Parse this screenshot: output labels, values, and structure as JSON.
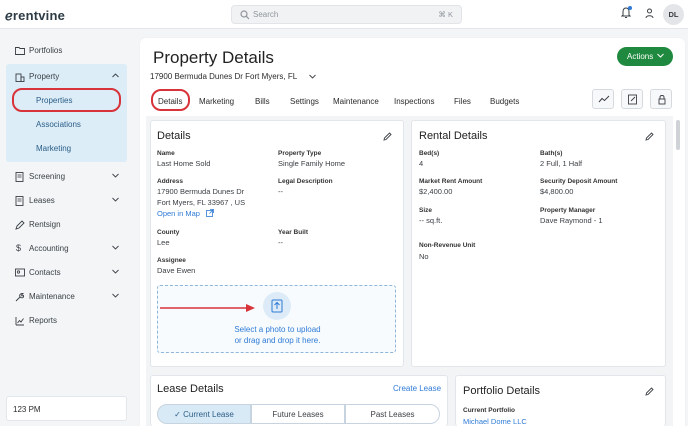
{
  "brand": {
    "logo_text": "ℯrentvine"
  },
  "topbar": {
    "search_placeholder": "Search",
    "search_shortcut": "⌘ K",
    "avatar_initials": "DL",
    "icons": [
      "search-icon",
      "bell-icon",
      "person-icon"
    ]
  },
  "sidebar": {
    "items": [
      {
        "label": "Portfolios",
        "icon": "folder-icon"
      },
      {
        "label": "Property",
        "icon": "building-icon"
      },
      {
        "label": "Screening",
        "icon": "document-icon"
      },
      {
        "label": "Leases",
        "icon": "document-icon"
      },
      {
        "label": "Rentsign",
        "icon": "pen-icon"
      },
      {
        "label": "Accounting",
        "icon": "dollar-icon"
      },
      {
        "label": "Contacts",
        "icon": "contact-card-icon"
      },
      {
        "label": "Maintenance",
        "icon": "wrench-icon"
      },
      {
        "label": "Reports",
        "icon": "chart-icon"
      }
    ],
    "property_sub": [
      "Properties",
      "Associations",
      "Marketing"
    ],
    "time": "123 PM"
  },
  "page": {
    "title": "Property Details",
    "address": "17900 Bermuda Dunes Dr Fort Myers, FL",
    "actions_label": "Actions",
    "tabs": [
      "Details",
      "Marketing",
      "Bills",
      "Settings",
      "Maintenance",
      "Inspections",
      "Files",
      "Budgets"
    ]
  },
  "details": {
    "title": "Details",
    "name_label": "Name",
    "name_value": "Last Home Sold",
    "property_type_label": "Property Type",
    "property_type_value": "Single Family Home",
    "address_label": "Address",
    "address_line1": "17900 Bermuda Dunes Dr",
    "address_line2": "Fort Myers, FL 33967 , US",
    "open_in_map": "Open in Map",
    "legal_label": "Legal Description",
    "legal_value": "--",
    "county_label": "County",
    "county_value": "Lee",
    "year_built_label": "Year Built",
    "year_built_value": "--",
    "assignee_label": "Assignee",
    "assignee_value": "Dave Ewen",
    "upload_line1": "Select a photo to upload",
    "upload_line2": "or drag and drop it here."
  },
  "rental": {
    "title": "Rental Details",
    "beds_label": "Bed(s)",
    "beds_value": "4",
    "baths_label": "Bath(s)",
    "baths_value": "2 Full, 1 Half",
    "market_rent_label": "Market Rent Amount",
    "market_rent_value": "$2,400.00",
    "deposit_label": "Security Deposit Amount",
    "deposit_value": "$4,800.00",
    "size_label": "Size",
    "size_value": "-- sq.ft.",
    "manager_label": "Property Manager",
    "manager_value": "Dave Raymond - 1",
    "nonrev_label": "Non-Revenue Unit",
    "nonrev_value": "No"
  },
  "lease": {
    "title": "Lease Details",
    "create_label": "Create Lease",
    "segments": [
      "Current Lease",
      "Future Leases",
      "Past Leases"
    ]
  },
  "portfolio": {
    "title": "Portfolio Details",
    "current_label": "Current Portfolio",
    "current_value": "Michael Dome LLC"
  },
  "colors": {
    "accent_green": "#1f8a3f",
    "highlight_red": "#d8333a",
    "link_blue": "#2f7bd6"
  }
}
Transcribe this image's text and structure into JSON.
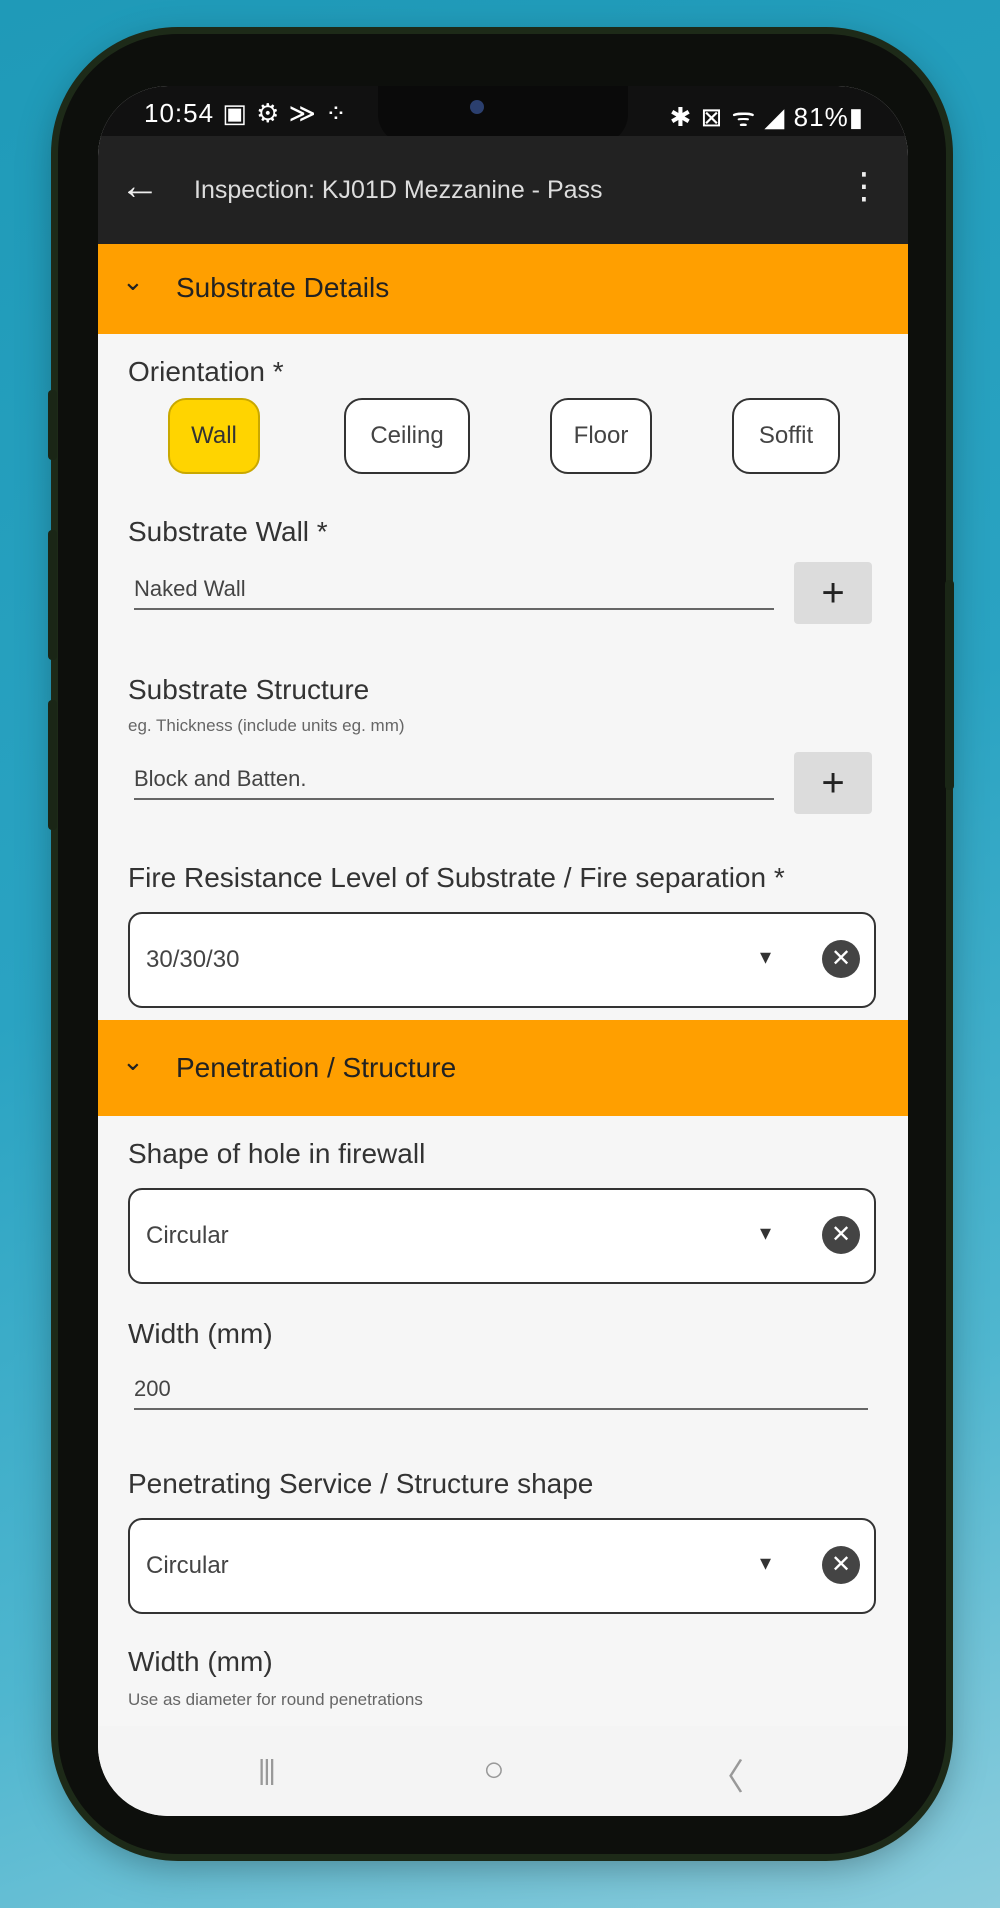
{
  "status_bar": {
    "time_and_icons": "10:54 ▣ ⚙ ≫ ⁘",
    "right_icons": "✱ ⊠ ᯤ ◢ 81%▮"
  },
  "app_bar": {
    "back_icon": "←",
    "title": "Inspection: KJ01D Mezzanine - Pass",
    "more_icon": "⋮"
  },
  "section_substrate": {
    "chevron": "⌄",
    "title": "Substrate Details"
  },
  "orientation": {
    "label": "Orientation *",
    "options": [
      "Wall",
      "Ceiling",
      "Floor",
      "Soffit"
    ],
    "selected": "Wall"
  },
  "substrate_wall": {
    "label": "Substrate Wall *",
    "value": "Naked Wall",
    "add_icon": "+"
  },
  "substrate_structure": {
    "label": "Substrate Structure",
    "hint": "eg. Thickness (include units eg. mm)",
    "value": "Block and Batten.",
    "add_icon": "+"
  },
  "fire_resistance": {
    "label": "Fire Resistance Level of Substrate / Fire separation *",
    "value": "30/30/30",
    "caret": "▾",
    "clear_icon": "✕"
  },
  "section_penetration": {
    "chevron": "⌄",
    "title": "Penetration / Structure"
  },
  "hole_shape": {
    "label": "Shape of hole in firewall",
    "value": "Circular",
    "caret": "▾",
    "clear_icon": "✕"
  },
  "hole_width": {
    "label": "Width (mm)",
    "value": "200"
  },
  "service_shape": {
    "label": "Penetrating Service / Structure shape",
    "value": "Circular",
    "caret": "▾",
    "clear_icon": "✕"
  },
  "service_width": {
    "label": "Width (mm)",
    "hint": "Use as diameter for round penetrations"
  },
  "nav_bar": {
    "recents_icon": "|||",
    "home_icon": "○",
    "back_icon": "〈"
  }
}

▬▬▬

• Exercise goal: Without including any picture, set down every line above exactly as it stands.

• Exercise answer:
Parse this screenshot: output labels, values, and structure as JSON.
{
  "brand": {
    "logo_text": "ℯrentvine"
  },
  "topbar": {
    "search_placeholder": "Search",
    "search_shortcut": "⌘ K",
    "avatar_initials": "DL",
    "icons": [
      "search-icon",
      "bell-icon",
      "person-icon"
    ]
  },
  "sidebar": {
    "items": [
      {
        "label": "Portfolios",
        "icon": "folder-icon"
      },
      {
        "label": "Property",
        "icon": "building-icon"
      },
      {
        "label": "Screening",
        "icon": "document-icon"
      },
      {
        "label": "Leases",
        "icon": "document-icon"
      },
      {
        "label": "Rentsign",
        "icon": "pen-icon"
      },
      {
        "label": "Accounting",
        "icon": "dollar-icon"
      },
      {
        "label": "Contacts",
        "icon": "contact-card-icon"
      },
      {
        "label": "Maintenance",
        "icon": "wrench-icon"
      },
      {
        "label": "Reports",
        "icon": "chart-icon"
      }
    ],
    "property_sub": [
      "Properties",
      "Associations",
      "Marketing"
    ],
    "time": "123 PM"
  },
  "page": {
    "title": "Property Details",
    "address": "17900 Bermuda Dunes Dr Fort Myers, FL",
    "actions_label": "Actions",
    "tabs": [
      "Details",
      "Marketing",
      "Bills",
      "Settings",
      "Maintenance",
      "Inspections",
      "Files",
      "Budgets"
    ]
  },
  "details": {
    "title": "Details",
    "name_label": "Name",
    "name_value": "Last Home Sold",
    "property_type_label": "Property Type",
    "property_type_value": "Single Family Home",
    "address_label": "Address",
    "address_line1": "17900 Bermuda Dunes Dr",
    "address_line2": "Fort Myers, FL 33967 , US",
    "open_in_map": "Open in Map",
    "legal_label": "Legal Description",
    "legal_value": "--",
    "county_label": "County",
    "county_value": "Lee",
    "year_built_label": "Year Built",
    "year_built_value": "--",
    "assignee_label": "Assignee",
    "assignee_value": "Dave Ewen",
    "upload_line1": "Select a photo to upload",
    "upload_line2": "or drag and drop it here."
  },
  "rental": {
    "title": "Rental Details",
    "beds_label": "Bed(s)",
    "beds_value": "4",
    "baths_label": "Bath(s)",
    "baths_value": "2 Full, 1 Half",
    "market_rent_label": "Market Rent Amount",
    "market_rent_value": "$2,400.00",
    "deposit_label": "Security Deposit Amount",
    "deposit_value": "$4,800.00",
    "size_label": "Size",
    "size_value": "-- sq.ft.",
    "manager_label": "Property Manager",
    "manager_value": "Dave Raymond - 1",
    "nonrev_label": "Non-Revenue Unit",
    "nonrev_value": "No"
  },
  "lease": {
    "title": "Lease Details",
    "create_label": "Create Lease",
    "segments": [
      "Current Lease",
      "Future Leases",
      "Past Leases"
    ]
  },
  "portfolio": {
    "title": "Portfolio Details",
    "current_label": "Current Portfolio",
    "current_value": "Michael Dome LLC"
  },
  "colors": {
    "accent_green": "#1f8a3f",
    "highlight_red": "#d8333a",
    "link_blue": "#2f7bd6"
  }
}
Transcribe this image's text and structure into JSON.
{
  "status_bar": {
    "time_and_icons": "10:54 ▣ ⚙ ≫ ⁘",
    "right_icons": "✱ ⊠ ᯤ ◢ 81%▮"
  },
  "app_bar": {
    "back_icon": "←",
    "title": "Inspection: KJ01D Mezzanine - Pass",
    "more_icon": "⋮"
  },
  "section_substrate": {
    "chevron": "⌄",
    "title": "Substrate Details"
  },
  "orientation": {
    "label": "Orientation *",
    "options": [
      "Wall",
      "Ceiling",
      "Floor",
      "Soffit"
    ],
    "selected": "Wall"
  },
  "substrate_wall": {
    "label": "Substrate Wall *",
    "value": "Naked Wall",
    "add_icon": "+"
  },
  "substrate_structure": {
    "label": "Substrate Structure",
    "hint": "eg. Thickness (include units eg. mm)",
    "value": "Block and Batten.",
    "add_icon": "+"
  },
  "fire_resistance": {
    "label": "Fire Resistance Level of Substrate / Fire separation *",
    "value": "30/30/30",
    "caret": "▾",
    "clear_icon": "✕"
  },
  "section_penetration": {
    "chevron": "⌄",
    "title": "Penetration / Structure"
  },
  "hole_shape": {
    "label": "Shape of hole in firewall",
    "value": "Circular",
    "caret": "▾",
    "clear_icon": "✕"
  },
  "hole_width": {
    "label": "Width (mm)",
    "value": "200"
  },
  "service_shape": {
    "label": "Penetrating Service / Structure shape",
    "value": "Circular",
    "caret": "▾",
    "clear_icon": "✕"
  },
  "service_width": {
    "label": "Width (mm)",
    "hint": "Use as diameter for round penetrations"
  },
  "nav_bar": {
    "recents_icon": "|||",
    "home_icon": "○",
    "back_icon": "〈"
  }
}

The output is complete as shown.